ABOUT THIS TASK
Among the lines below, which ones contain the word "true"? Copy every such line.

MATERIAL FOR THIS TASK
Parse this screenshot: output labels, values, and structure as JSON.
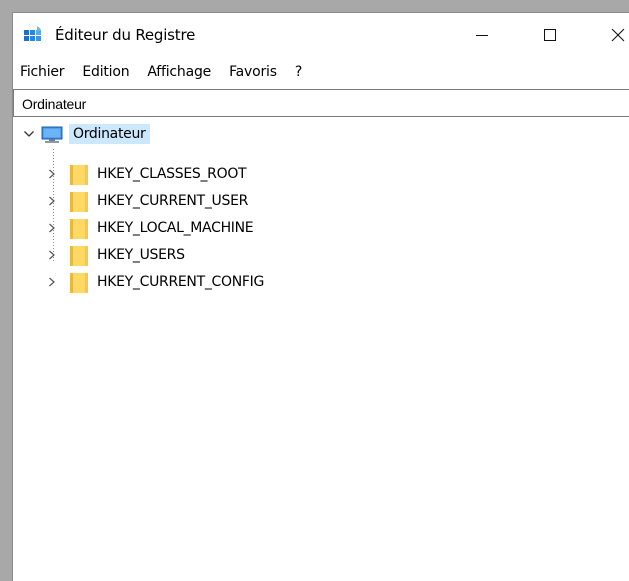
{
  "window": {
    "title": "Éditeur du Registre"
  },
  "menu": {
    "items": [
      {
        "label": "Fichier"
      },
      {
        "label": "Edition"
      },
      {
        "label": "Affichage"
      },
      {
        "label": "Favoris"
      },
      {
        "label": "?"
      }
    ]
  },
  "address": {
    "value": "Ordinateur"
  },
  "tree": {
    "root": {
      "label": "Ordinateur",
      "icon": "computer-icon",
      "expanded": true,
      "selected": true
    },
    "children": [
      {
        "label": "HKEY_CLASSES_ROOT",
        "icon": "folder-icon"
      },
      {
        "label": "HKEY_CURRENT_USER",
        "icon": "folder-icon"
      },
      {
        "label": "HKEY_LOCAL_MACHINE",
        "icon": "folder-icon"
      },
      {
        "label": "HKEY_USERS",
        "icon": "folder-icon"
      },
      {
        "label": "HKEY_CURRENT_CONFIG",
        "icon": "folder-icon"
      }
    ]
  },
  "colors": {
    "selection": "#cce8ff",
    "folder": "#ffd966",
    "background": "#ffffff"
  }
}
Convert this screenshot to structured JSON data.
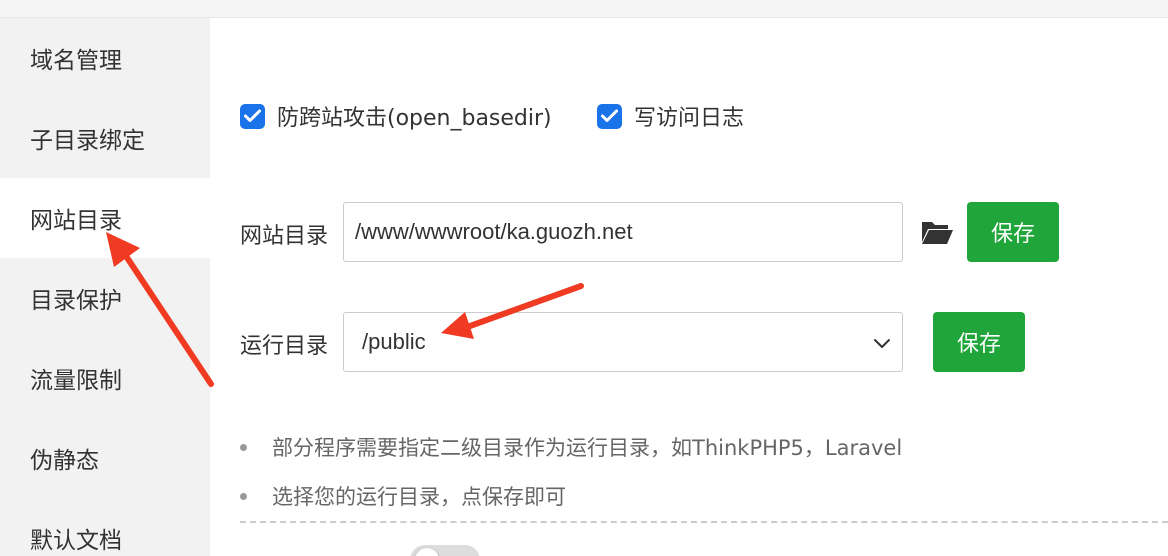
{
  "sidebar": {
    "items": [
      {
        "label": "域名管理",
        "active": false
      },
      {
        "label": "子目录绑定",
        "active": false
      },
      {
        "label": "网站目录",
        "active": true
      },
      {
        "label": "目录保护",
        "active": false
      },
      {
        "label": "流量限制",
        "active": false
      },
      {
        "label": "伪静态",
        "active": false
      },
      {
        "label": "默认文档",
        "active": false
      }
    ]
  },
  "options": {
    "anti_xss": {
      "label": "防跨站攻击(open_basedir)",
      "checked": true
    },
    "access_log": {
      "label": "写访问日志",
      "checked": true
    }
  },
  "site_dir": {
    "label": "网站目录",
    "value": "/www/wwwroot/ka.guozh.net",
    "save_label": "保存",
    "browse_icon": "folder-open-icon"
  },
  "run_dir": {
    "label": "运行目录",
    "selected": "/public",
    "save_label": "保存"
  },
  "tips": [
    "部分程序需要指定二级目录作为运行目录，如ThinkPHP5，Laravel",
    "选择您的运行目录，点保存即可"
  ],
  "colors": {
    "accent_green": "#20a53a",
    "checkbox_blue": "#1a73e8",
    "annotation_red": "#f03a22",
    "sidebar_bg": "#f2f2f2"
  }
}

OUTPUT OF THE EXERCISE
      "expanded": true,
      "selected": true
        "active": true
      "checked": true
      "checked": true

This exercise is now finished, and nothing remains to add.